I have been using a machine learning algorithm to predict a continuous variable, although am having an issue whereby whichever method I use, there is a systematic bias at low and high values of the variable.
In the below, the orange represents the true=predicted line (the ideal outcome), and the blue dots are predictions from the trained model on an independent test set. I have added the black line to represent more-or-less, the average prediction of the model for a given true value.
I have tried a number of techniques to avoid this over-prediction at low values of the variable, and under-prediction at high values, however they all suffer from the same issue.
My question is: can I correct for this systematic bias in prediction by using this knowledge to post-hoc adjust my predictions from the ML algorithm?
In other words, I get a given prediction, say y=8, from the algorithm. I then use the horizontal difference between the orange line and black line at this prediction value to upwardly-correct this value, moving it more towards 10 (perhaps the true value).
Something in me doesn't feel quite right about doing this.
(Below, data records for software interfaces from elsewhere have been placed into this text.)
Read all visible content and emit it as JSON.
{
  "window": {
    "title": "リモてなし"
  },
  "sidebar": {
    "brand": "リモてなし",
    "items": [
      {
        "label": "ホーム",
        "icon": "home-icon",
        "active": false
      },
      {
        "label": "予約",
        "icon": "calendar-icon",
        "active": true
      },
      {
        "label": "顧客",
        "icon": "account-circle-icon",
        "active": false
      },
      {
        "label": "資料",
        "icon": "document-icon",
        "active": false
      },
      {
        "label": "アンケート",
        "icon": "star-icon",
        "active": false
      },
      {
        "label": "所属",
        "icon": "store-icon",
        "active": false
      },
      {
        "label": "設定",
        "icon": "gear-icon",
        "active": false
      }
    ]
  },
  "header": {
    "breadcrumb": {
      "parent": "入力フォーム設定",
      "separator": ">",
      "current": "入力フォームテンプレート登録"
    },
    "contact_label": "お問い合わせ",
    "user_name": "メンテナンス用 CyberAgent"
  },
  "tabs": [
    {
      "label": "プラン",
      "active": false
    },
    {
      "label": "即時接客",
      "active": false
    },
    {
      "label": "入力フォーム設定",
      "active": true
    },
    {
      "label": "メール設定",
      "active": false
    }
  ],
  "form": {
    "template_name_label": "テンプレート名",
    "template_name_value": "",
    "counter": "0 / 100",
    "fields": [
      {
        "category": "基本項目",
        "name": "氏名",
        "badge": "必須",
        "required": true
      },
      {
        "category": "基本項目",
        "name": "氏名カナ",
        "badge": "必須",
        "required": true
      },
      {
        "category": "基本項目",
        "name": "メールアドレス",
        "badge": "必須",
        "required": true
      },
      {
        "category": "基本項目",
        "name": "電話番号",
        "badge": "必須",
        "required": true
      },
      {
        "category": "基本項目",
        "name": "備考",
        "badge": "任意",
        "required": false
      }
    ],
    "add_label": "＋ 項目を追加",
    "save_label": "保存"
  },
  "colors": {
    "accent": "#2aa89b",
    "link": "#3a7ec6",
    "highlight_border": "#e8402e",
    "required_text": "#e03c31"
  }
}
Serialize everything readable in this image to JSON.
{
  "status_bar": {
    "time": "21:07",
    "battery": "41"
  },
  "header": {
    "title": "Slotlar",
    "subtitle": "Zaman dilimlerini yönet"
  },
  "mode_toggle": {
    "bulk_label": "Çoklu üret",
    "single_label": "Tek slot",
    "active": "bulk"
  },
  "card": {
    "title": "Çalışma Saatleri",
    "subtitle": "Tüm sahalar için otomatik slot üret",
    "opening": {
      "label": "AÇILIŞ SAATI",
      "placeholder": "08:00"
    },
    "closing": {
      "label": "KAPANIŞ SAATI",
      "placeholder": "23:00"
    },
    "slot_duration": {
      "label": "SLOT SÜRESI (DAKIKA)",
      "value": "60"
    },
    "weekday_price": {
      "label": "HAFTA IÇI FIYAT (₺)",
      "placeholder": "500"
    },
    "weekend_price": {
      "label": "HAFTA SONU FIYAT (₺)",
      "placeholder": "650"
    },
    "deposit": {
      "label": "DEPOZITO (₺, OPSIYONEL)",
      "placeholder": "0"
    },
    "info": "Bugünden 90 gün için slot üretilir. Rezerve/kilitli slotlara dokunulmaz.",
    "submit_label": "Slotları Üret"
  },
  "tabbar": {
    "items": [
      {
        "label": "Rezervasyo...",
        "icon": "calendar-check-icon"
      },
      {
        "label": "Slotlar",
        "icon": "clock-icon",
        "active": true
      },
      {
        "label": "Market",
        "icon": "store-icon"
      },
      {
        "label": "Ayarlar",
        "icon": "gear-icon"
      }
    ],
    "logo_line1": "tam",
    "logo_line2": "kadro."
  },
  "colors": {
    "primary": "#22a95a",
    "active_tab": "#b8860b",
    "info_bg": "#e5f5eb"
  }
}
I think that if there were this systematic bias in the machine learning predictions, then the algorithm (minimising RMSE) would have done its best to minimise this.